Not too many people know – or care, for that matter – that the month of January gets its name from the Roman God Janus. Since Janus was the god of endings and beginnings, he had two faces, one looking back into the past and one looking forward into the future. I’m not enough of a student of Roman mythology to know how Janus used his exceptional vision, but I do know that millions of modern men and women use the beginning of the new year as an excuse to make resolutions, based on a decidedly imperfect view of both the past and the future.
Don’t do it! Resolutions are evil things whose sole purpose is to generate guilt among those who fail to keep them and anxiety among those who do. For example, back when I was a four-pack-a-day smoker, I didn’t have to worry about my health, because I knew that even if I was eaten by a lion not named Cecil, smoking would still be my official cause of death. Then for reasons I’m still not sure of, 17 years ago I successfully resolved to quit.
But was my life now perfect? No way. I soon learned that now there were thousands of demons lying in wait to cause my demise. I admit that I was terrified. Then I figured out that, when faced with innumerable potential threats, there’s no point in worrying about–or making resolutions regarding–any of them.
And most important of all, making a resolution isn’t much fun no matter how it plays out. My theory is that the first few days of the new year ought to be fun. After all, there’s a good chance most of the rest of the year won’t be. That’s why I spend the dawning of each new year daydreaming about fun things I’ve done in the past or would like to do in the future.
Some of my daydreams are at least semi-practical. For example, I’d like to return to my native Kansas for some late season pheasant hunting. If anything’s going to come of that dream, I’m going to have to get off my duff. The season closes at the end of January and putting an out of state hunt together takes time.

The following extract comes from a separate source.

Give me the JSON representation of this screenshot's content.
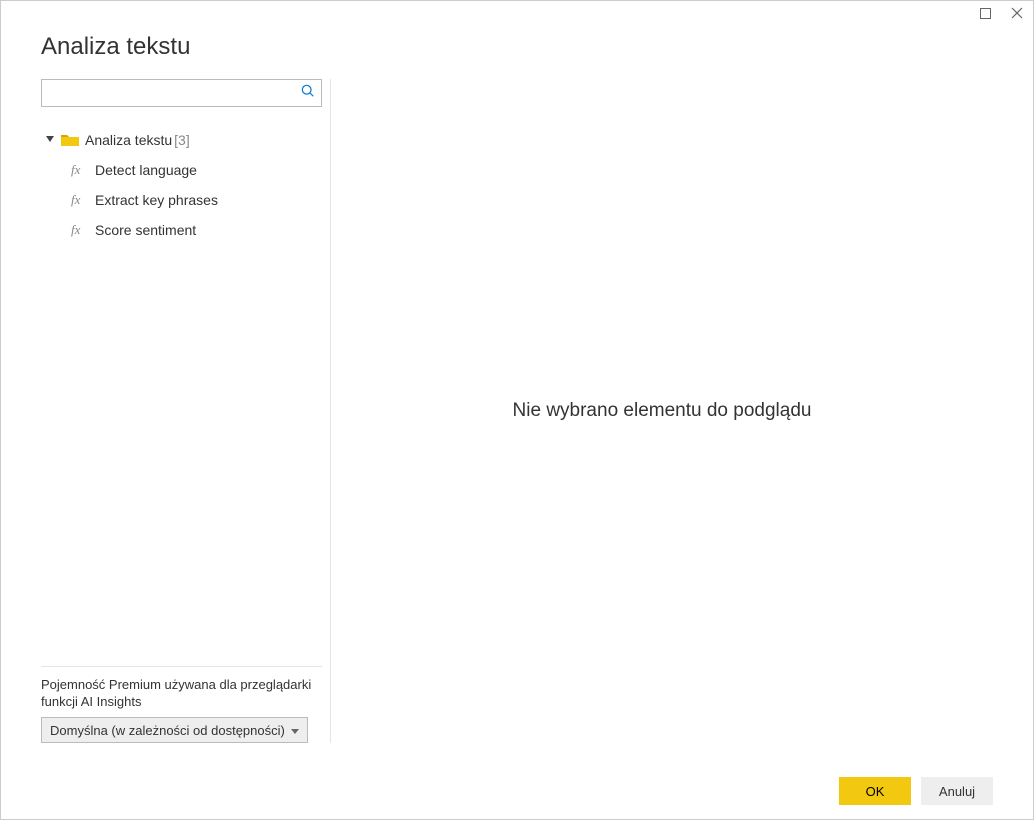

My two Wyoming antelope hunts left me with plenty of material for daydreams. A witch’s brew of other commitments, sound reasons and lazy excuses has so far kept hunt number three on the back burner, but it will happen. Meanwhile my Wyoming daydreams are so vivid I can smell the sage brush.
After 16 consecutive years, Amber’s and my week in Ontario slipped from reality to daydream status several years ago. Nevertheless, that single week still generates more hours of daydreaming than all of my other outdoor activities combined.

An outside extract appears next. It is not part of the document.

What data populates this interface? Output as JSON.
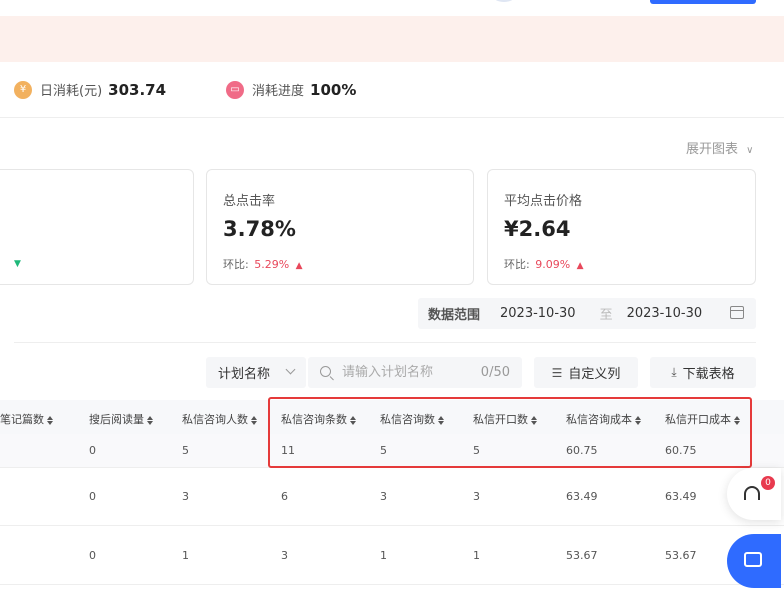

For one heart-pounding week back in 1988, I maneuvered myself within a cat’s whisker of a South African blackpowder plains game safari. Pragmatism tells me that chance will never come again, but in my daydreams, hope’s lamp still burns bright.
Lest anyone misunderstand, good daydreaming subjects don’t have to involve travel beyond state or international borders. Local deer hunting fanatics like myself prefer to use fancy terms like “visualization,” because the hours of mental practice time we put in imagining ourselves facing various hunting scenarios truly are an important part of preparing for a successful hunt. Or we could be completely honest and admit we’ve been daydreaming.
Outdoor daydreams aren’t bound by time. I’m as likely to be daydreaming about an experience I had 60 years ago as I am about one that happened last week. The one thing they have in common is that, unlike night dreams they’re always pleasurable.
But perhaps I should place a caveat on that. My daydreaming is always pleasurable to me but not necessarily to certain other people, namely Amber. She claims I get a 1,000-yard
stare when I start to daydream at the dinner table. Based on that flimsy evidence, she thinks I’m “off somewhere” instead of paying attention to her.
She might have a point. On the other hand, if I had actually been off somewhere fishing or hunting instead of daydreaming about it, I wouldn’t have been sitting at the table at all. Sometimes you just have to take what you can get.
Gerald Scott can be reached at [email protected]